He added:?? "Life is not about where you start; life is about where you are headed… You can go and say the world is stacked against me, or you can say other people had worse circumstances and they made it and I’m as good as they are and I can make it too…
Nothing good happens without work, sacrifice and responsibility and if you don’t think enough of yourself to put in the work to make something of yourself, then you will be left with nothing and you can blame no one but yourself."
After his near 20 minute address, Rev Sharpton fielded numerous questions on how he overcame the obstacles of his childhood, his work during the civil rights movement in the 1960’s, and his relationships with President Barack Obama, the late Michael Jackson and the Godfather of Soul, the late James Brown. While urging young persons to be the head of their own fan club, Rev. Sharpton warned them to watch how they defined themselves as it would dictate how they would be treated.
Minister of Youth, Family and Sports, Stephen Lashely, presented The Reverend with a mahogany sculpture in appreciation and thanked the activist for speaking to the youth of the island.?? Mr. Lashley implored the children to internalise the knowledge given so that it would energise them to contribute to the nation’s development.??
"I believe that the presentation will certainly motivate everyone present to look at his/herself as an individual, as well as a member of a group, whether it be school, family, organisation or community….?? Today’s event is indeed timely to further propel youth empowerment and action, as it follows on the heels of our celebration of our National Heroes and precedes another critical youth event that will be held next month," the Youth Minister stated.
While delivering closing remarks, President of the Youth Development Council, Jason Francis asked the enthusiastic audience to repeat the words:?? "I will not let my circumstances define me. I am responsible for my future. The future is in my hands."

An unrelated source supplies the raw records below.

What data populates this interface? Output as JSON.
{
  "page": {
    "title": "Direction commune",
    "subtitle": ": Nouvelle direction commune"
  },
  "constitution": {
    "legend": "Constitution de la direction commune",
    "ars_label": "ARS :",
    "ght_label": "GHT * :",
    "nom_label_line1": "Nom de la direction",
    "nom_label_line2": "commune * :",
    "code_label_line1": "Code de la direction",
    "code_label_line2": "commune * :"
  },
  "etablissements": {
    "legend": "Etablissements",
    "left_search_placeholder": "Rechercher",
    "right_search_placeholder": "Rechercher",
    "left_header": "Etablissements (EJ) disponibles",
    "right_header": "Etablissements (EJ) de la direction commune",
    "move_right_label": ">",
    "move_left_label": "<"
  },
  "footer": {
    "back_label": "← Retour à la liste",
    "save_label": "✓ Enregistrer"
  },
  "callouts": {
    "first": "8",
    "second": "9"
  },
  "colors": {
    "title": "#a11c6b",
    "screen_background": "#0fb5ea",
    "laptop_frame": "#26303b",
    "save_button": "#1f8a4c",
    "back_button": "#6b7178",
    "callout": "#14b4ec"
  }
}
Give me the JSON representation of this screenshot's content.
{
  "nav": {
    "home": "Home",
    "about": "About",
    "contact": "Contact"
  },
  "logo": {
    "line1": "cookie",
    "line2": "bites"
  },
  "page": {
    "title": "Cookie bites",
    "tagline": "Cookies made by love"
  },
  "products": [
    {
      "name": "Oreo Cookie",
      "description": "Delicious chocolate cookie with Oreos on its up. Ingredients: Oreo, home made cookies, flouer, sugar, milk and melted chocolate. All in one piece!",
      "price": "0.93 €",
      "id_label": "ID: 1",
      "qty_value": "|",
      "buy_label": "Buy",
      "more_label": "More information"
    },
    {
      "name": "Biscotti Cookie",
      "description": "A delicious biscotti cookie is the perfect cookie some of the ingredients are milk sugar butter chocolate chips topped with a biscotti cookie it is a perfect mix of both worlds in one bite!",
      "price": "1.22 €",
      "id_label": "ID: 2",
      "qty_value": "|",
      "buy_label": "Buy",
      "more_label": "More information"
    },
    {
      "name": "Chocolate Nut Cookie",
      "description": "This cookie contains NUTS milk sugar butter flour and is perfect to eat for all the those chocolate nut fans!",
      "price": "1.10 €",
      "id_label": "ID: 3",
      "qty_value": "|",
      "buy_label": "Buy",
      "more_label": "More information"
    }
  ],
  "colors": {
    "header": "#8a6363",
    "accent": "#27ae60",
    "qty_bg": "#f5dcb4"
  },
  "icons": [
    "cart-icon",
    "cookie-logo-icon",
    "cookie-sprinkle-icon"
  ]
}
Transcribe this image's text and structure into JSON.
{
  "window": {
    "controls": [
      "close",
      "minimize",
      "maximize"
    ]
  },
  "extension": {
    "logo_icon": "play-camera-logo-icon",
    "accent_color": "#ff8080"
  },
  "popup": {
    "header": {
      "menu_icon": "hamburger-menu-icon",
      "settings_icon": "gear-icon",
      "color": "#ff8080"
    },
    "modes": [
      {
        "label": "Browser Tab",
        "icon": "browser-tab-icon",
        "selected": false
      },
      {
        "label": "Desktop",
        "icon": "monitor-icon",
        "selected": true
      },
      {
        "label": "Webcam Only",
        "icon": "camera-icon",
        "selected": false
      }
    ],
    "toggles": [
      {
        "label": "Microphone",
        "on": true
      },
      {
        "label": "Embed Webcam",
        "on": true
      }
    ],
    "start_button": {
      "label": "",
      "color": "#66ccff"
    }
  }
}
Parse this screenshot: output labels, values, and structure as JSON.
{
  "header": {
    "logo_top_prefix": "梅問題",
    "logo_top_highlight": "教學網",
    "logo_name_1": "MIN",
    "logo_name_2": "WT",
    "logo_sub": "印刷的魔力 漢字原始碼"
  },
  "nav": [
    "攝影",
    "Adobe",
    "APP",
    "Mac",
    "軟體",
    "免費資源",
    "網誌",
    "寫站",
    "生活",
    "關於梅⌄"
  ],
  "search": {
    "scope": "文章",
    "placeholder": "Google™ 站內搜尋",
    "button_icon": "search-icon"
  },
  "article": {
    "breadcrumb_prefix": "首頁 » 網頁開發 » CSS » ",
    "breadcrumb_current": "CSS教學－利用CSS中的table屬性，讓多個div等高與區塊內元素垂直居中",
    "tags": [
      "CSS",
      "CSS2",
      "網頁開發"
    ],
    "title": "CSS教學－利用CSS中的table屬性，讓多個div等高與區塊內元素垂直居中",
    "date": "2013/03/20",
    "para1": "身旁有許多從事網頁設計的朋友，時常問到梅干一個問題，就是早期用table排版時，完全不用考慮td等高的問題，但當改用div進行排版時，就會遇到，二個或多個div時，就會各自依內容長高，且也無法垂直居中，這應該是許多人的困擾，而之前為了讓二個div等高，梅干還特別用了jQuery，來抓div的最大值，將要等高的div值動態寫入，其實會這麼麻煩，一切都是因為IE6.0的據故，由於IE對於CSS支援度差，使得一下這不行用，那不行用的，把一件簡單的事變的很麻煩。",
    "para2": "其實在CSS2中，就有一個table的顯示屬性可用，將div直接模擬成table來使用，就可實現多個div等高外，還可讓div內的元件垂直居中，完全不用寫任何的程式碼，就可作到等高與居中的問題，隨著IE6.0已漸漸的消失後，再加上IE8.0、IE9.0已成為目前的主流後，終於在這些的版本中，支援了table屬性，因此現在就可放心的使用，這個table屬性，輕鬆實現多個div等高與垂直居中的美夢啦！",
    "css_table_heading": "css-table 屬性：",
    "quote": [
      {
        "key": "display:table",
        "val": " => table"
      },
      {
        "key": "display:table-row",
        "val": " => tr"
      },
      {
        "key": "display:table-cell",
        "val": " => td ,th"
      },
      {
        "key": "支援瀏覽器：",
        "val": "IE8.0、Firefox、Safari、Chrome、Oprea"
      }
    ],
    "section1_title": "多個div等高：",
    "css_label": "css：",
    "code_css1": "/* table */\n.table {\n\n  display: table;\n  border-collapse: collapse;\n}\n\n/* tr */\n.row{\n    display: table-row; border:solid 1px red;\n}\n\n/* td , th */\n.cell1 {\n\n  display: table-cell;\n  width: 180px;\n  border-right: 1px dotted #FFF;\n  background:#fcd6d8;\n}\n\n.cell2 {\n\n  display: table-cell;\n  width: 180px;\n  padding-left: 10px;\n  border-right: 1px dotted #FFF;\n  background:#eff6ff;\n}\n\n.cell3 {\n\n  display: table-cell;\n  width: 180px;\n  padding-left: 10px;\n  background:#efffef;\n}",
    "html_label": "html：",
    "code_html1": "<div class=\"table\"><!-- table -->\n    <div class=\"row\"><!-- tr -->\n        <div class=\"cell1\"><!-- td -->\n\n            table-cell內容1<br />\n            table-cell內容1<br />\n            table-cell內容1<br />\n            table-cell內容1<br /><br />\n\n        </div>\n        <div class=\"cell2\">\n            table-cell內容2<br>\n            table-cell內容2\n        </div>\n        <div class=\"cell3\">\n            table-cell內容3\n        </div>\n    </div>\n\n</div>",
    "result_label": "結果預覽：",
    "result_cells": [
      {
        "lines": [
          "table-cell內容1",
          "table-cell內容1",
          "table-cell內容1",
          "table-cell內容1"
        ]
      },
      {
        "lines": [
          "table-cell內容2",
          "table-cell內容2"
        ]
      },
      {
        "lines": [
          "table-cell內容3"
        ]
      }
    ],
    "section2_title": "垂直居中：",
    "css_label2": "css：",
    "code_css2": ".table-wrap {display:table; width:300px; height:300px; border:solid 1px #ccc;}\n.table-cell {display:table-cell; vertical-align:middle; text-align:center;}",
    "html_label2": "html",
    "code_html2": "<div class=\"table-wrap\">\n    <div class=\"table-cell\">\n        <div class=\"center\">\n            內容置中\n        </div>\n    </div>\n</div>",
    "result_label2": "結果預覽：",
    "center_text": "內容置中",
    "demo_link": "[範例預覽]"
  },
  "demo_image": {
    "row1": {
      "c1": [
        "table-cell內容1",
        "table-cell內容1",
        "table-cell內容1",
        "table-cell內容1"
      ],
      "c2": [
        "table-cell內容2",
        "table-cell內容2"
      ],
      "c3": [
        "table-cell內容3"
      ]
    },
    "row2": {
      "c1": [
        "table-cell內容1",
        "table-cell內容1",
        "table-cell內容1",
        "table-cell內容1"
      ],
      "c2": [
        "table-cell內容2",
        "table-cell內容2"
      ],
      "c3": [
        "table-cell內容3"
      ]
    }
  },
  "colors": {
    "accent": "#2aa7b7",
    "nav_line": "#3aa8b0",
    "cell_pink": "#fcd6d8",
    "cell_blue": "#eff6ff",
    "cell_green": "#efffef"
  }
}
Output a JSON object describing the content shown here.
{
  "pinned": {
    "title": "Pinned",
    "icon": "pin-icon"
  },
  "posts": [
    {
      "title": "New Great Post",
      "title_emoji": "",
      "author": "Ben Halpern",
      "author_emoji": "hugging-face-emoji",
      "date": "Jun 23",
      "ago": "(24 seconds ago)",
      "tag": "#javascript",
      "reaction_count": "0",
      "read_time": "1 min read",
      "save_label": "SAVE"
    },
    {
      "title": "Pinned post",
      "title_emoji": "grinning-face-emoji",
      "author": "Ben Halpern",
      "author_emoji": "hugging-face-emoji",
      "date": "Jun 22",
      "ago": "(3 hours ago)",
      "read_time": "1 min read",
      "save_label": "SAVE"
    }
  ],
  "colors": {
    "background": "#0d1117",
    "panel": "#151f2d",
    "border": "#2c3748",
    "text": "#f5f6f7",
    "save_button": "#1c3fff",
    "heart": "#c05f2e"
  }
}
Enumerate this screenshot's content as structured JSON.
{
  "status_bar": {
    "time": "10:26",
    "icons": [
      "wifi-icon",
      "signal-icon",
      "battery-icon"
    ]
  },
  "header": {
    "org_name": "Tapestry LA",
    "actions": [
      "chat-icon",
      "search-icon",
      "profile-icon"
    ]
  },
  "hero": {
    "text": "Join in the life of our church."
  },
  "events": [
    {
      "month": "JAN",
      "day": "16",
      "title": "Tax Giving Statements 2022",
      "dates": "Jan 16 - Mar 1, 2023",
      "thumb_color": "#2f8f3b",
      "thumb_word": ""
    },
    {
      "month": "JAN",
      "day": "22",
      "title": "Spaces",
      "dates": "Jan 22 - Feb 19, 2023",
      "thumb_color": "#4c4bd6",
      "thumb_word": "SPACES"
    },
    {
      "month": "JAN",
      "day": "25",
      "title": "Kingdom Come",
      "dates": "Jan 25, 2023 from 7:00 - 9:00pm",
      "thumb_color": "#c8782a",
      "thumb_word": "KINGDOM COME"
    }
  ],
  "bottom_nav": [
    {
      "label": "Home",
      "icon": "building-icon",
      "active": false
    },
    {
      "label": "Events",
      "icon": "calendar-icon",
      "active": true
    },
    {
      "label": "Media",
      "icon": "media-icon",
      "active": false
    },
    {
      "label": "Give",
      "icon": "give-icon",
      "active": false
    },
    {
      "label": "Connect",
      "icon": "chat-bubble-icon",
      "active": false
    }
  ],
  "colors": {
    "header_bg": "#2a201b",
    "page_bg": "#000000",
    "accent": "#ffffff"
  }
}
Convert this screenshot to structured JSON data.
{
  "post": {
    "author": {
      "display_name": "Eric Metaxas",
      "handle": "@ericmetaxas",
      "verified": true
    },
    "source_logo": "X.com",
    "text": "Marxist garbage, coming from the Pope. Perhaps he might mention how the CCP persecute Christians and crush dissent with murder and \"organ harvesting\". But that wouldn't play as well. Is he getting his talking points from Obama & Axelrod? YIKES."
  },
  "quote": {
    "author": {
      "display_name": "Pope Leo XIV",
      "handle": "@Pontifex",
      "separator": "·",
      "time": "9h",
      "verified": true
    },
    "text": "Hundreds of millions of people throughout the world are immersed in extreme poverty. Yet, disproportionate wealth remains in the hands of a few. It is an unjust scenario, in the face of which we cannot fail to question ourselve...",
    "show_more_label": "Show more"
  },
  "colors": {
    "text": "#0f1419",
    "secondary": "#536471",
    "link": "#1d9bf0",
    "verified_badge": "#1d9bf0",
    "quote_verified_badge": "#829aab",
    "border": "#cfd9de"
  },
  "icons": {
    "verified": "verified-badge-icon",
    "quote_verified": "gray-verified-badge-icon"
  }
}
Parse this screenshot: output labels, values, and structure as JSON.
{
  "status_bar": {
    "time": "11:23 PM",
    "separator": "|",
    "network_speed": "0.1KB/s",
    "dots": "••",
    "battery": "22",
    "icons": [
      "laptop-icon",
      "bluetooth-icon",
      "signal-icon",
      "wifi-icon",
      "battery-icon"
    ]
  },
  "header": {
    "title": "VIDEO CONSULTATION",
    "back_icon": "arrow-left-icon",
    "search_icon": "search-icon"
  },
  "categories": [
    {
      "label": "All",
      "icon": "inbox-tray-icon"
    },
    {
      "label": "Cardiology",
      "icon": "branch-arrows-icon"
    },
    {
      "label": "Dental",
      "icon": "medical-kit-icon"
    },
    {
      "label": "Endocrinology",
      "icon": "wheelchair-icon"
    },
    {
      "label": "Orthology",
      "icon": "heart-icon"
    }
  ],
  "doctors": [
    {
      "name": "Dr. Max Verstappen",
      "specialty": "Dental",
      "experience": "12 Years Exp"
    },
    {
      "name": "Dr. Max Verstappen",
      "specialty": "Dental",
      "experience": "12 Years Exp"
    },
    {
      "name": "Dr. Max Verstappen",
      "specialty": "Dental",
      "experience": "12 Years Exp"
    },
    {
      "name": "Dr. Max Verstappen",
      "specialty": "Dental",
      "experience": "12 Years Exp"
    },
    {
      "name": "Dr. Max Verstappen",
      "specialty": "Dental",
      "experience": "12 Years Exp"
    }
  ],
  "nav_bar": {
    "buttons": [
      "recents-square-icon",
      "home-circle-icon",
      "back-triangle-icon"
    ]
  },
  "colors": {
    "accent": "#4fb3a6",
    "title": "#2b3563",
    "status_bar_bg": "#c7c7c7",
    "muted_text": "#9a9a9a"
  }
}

The Reverend’s life spans the transformation of race relations in the USA, from the struggle for civil rights in the 1960’s, to the election of the first African-American president of the United States of America in 2008. He became an Ordained Minister of the Pentecostal Church at 10 years old and was known as the ???Boy Wonder Preacher" of the Washington Temple Church of God.